These areas house all of the really disgusting creatures - reptiles, bats and insects. The insect house is especially important, as I needed to check that all of the giant spiders were still there and hadn't escaped to terrorise the neighbourhood. I'm pleased to report that even the pink bird-eating tarantula was in its rightful place. If these things can catch birds, then there's little hope for us humans. The only spider picture that came out well was of one of the other tarantulas. Not pink, but still terrifying.

I did my best to get a picture of the ants for Bee, but ants are very small, even with an 8 megapixel camera.

I'm afraid that I failed to locate the aardvarks. I'm sure they have some, and I thought that they might not mind if I borrowed one to send to the ant-infested Bee. If it only it hadn't rained. Sorry, Bee.

There is a moral to this holiday report. Always check the weather forecast beforehand. Even if they're wrong, at least you've got someone to blame...

Wednesday, 5 August 2009

Wordy Wednesday - Holiday Report

It seems that I'm in good company. All the other major European dignataries are on holiday as well. Gordon Brown has gone to Scotland to do volunteer work. Sarkozy is in the Riveria showing off his wife, and Vladimir "Gas" Putin is having an environmentally friendly holiday climbing trees and making friends with the locals.

"Do you come here often?"

So far the weather has been changeable, as expected. Yesterday was wet all day. I had arranged to go and see my mother today on the basis of the BBC's five day weather forecast, which on Sunday was showing a picture of a big yellow sun on a cloudless blue sky, suggesting something like this:

Sadly, when I got up this morning the view from my window didn't quite match this picture. it was still rather wet, even if the torrential downpours had stopped.

By the time we'd got ready and arrived at my mother's, it was at least looking a bit better, so she took us to the docks. Helena was thirsty, so we went to a "Costa" coffee place and had drinks. 2 iced fruit drinks and one coffee cost around £9! Still, when you're on holiday you expect to get ripped off, so I didn't complain.

I've often wondered what it would be like living on a narrow boat.
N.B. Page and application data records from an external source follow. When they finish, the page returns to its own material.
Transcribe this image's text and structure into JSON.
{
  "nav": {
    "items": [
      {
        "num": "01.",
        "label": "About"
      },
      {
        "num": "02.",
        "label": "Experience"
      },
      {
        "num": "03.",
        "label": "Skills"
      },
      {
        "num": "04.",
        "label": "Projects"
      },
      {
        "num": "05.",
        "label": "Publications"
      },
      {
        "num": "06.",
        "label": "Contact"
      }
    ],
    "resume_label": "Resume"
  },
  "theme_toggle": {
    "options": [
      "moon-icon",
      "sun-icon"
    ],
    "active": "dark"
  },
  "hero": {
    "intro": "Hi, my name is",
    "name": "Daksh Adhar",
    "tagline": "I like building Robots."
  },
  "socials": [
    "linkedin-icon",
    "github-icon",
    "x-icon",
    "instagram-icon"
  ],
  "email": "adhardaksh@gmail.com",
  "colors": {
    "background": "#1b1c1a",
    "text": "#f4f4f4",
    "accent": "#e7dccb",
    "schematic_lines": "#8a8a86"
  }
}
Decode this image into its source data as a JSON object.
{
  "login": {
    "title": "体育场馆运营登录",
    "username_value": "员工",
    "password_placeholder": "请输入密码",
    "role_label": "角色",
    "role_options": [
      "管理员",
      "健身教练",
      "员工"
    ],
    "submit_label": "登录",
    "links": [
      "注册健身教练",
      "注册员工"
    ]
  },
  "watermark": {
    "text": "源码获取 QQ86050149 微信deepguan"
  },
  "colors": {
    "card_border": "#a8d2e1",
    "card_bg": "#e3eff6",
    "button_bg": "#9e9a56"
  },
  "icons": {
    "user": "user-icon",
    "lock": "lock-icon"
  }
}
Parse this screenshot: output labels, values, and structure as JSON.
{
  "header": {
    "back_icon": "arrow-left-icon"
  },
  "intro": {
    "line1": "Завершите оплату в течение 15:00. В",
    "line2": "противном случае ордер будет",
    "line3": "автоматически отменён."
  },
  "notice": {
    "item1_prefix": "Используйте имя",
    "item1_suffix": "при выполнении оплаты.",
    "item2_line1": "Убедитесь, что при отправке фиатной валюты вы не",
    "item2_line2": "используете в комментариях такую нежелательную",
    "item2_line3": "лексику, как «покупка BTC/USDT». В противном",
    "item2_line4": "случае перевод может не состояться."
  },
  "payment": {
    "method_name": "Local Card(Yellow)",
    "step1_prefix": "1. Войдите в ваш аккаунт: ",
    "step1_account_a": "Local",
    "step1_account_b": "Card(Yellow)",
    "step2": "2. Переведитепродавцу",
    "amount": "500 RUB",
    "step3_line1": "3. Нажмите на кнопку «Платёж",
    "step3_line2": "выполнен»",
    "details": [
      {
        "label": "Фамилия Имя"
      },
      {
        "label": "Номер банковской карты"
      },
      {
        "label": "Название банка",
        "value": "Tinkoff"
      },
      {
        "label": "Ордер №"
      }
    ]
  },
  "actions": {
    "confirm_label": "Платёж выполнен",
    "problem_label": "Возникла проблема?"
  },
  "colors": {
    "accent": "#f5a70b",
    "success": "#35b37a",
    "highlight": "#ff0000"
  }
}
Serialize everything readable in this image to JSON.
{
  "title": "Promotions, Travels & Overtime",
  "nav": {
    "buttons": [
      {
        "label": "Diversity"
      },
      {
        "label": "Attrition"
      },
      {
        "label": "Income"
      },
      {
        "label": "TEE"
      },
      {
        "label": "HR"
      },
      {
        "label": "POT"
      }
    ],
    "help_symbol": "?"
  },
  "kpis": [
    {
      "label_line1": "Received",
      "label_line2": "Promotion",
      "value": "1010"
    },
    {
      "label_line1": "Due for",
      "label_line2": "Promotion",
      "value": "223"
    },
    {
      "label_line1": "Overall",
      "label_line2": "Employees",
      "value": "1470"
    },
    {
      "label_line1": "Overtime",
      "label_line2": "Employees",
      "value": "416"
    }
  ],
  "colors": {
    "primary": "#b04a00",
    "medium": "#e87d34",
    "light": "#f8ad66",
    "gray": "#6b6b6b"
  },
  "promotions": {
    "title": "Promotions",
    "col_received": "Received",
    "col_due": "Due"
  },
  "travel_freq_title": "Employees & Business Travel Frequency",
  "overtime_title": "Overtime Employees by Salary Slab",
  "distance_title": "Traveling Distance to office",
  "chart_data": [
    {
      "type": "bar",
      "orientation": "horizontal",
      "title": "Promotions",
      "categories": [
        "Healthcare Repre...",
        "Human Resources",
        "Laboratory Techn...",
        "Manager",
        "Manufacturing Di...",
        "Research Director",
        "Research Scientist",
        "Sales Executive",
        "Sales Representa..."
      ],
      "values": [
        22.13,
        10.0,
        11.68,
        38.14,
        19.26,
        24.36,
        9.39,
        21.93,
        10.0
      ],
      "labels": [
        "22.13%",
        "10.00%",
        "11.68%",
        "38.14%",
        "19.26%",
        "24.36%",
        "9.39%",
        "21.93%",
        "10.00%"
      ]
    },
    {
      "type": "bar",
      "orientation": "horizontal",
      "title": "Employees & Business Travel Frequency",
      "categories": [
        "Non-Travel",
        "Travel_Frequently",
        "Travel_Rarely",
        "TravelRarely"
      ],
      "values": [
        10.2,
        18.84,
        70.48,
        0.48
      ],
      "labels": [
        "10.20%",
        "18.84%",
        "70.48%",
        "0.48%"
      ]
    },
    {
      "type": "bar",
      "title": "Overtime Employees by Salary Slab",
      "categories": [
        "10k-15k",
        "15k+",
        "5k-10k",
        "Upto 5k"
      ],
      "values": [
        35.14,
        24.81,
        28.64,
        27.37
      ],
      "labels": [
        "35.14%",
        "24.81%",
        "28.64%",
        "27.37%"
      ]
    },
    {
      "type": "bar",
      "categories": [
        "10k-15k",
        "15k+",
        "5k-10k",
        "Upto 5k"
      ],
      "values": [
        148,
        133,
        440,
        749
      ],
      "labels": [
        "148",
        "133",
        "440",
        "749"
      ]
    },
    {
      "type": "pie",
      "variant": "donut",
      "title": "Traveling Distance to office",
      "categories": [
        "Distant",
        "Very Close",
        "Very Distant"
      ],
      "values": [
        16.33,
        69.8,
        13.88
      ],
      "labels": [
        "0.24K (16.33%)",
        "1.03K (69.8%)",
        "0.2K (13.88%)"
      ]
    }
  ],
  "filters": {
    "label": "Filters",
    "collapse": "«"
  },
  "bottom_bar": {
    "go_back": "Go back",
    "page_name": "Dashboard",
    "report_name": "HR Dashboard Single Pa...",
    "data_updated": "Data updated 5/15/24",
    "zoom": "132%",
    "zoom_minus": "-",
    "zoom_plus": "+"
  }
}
There were a couple for sale at the dock, though neither had prices on them, but I bet they're cheaper than the trendy flats in the converted warehouses. There's something tempting about life on the canal.

There used to be a programme on TV about canals, in the days when I used to watch UK broadcasts, and there were all sorts of people like Toyah Wilcox, David Suchet and Prunella Scales and her husband extolling the virtues of boating holidays.

Living in one permanently is a different story, of course. Sadly, my office isn't on a canal route, and I suspect that internet access might be an issue. And where would my piano go?

After some consideration, I decided not to embark on a life on the water just yet. I'll wait until I've accumulated a few million and afford one of those yachts with the bikini-clad girls.

I suppose I'm not going to do that any time soon if I keep spending £3 a head on coffee. Still, the main thing is that our holiday has so far been enjoyable and relaxing.

Sunday, 2 August 2009

Summer Holidays

Today is the start of my summer holidays. As usual I'm not going anywhere, but Helena is coming to stay, this year for two weeks. It's just as well that I didn't check the weather forecast before organising this, as I learned from the Cypriot news the other day that forecasters had been predicting a hot and sunny August in Britain, but that they'd now revised this slightly to say "rain and storms". I'd have been somewhat annoyed if I'd known earlier.

Yesterday was wet and miserable with torrential rain at times, so maybe the forecasters have got it right in the end. Although today has been dry and bright, so maybe not.

As long as we get a few reasonable days out, I won't complain. We've also got the last 17 Columbo episodes to watch, which should keep us going on the rainy days. I've also stocked up on reading material, with two parcels of books arriving from Athens yesterday.

Needless to say, I'll keep you informed of developments with regular holiday updates.